▸ Data for review:
------------------------------
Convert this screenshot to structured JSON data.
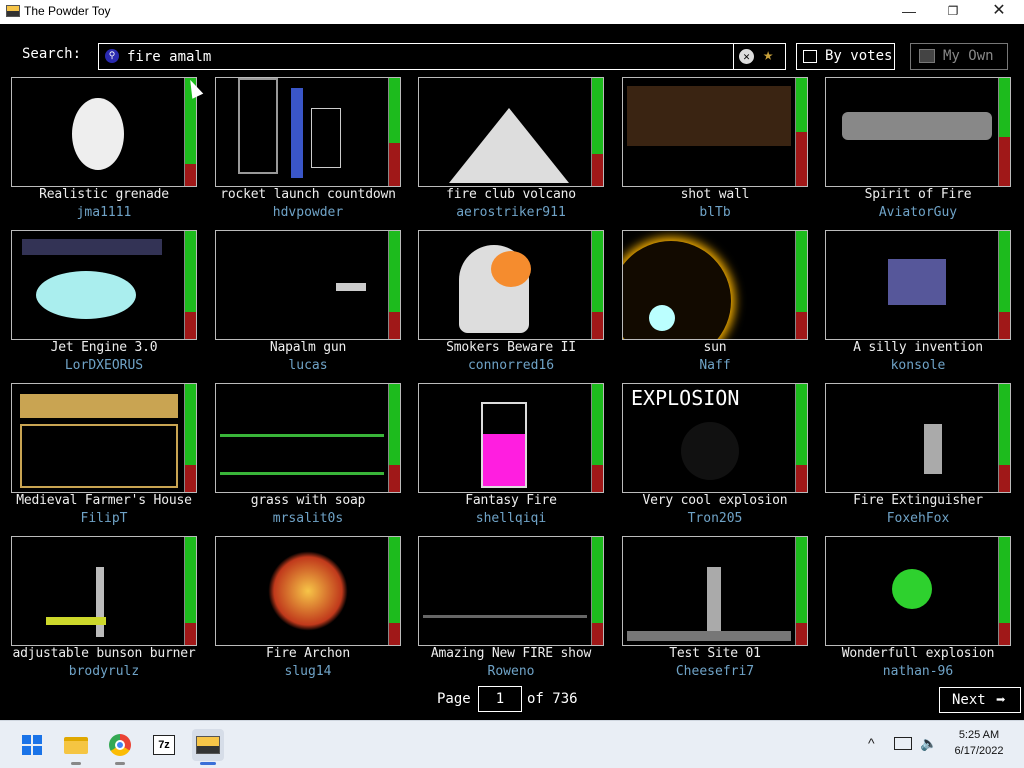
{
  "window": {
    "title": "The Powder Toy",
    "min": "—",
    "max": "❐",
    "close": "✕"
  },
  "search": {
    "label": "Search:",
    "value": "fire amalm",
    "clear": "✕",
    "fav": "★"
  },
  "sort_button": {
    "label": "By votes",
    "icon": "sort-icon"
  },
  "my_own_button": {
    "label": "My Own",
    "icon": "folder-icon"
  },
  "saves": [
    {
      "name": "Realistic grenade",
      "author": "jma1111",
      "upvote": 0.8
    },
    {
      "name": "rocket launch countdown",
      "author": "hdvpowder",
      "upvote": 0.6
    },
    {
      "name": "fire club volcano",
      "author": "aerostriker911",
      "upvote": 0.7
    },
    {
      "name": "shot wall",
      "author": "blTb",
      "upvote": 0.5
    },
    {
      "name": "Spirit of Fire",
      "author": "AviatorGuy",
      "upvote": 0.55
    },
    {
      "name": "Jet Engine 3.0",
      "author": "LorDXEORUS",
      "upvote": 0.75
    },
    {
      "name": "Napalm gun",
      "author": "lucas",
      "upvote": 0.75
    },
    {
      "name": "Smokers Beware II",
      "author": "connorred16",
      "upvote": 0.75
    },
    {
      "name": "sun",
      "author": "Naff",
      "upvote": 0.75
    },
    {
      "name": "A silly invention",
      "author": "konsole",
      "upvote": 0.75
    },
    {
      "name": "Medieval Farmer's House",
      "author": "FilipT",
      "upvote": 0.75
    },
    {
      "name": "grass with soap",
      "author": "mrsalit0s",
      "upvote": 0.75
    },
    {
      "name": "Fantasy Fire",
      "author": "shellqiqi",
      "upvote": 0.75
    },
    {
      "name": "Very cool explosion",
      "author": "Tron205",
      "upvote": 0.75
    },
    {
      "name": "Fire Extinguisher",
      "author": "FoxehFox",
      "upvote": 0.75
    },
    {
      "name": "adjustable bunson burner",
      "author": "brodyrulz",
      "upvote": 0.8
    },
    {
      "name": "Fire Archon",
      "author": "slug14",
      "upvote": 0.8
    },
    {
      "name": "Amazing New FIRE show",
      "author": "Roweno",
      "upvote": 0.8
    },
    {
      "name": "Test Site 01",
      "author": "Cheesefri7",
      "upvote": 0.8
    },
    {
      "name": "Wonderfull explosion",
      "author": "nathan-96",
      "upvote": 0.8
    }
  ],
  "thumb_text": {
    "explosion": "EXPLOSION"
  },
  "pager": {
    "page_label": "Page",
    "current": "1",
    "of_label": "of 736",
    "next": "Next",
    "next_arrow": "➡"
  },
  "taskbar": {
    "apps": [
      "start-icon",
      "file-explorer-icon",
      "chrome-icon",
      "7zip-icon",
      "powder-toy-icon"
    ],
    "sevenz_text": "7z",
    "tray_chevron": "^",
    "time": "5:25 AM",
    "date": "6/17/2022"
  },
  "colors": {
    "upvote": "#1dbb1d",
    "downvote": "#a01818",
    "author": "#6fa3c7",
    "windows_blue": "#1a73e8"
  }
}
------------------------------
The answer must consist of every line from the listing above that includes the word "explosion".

      "name": "Very cool explosion",
      "name": "Wonderfull explosion",
    "explosion": "EXPLOSION"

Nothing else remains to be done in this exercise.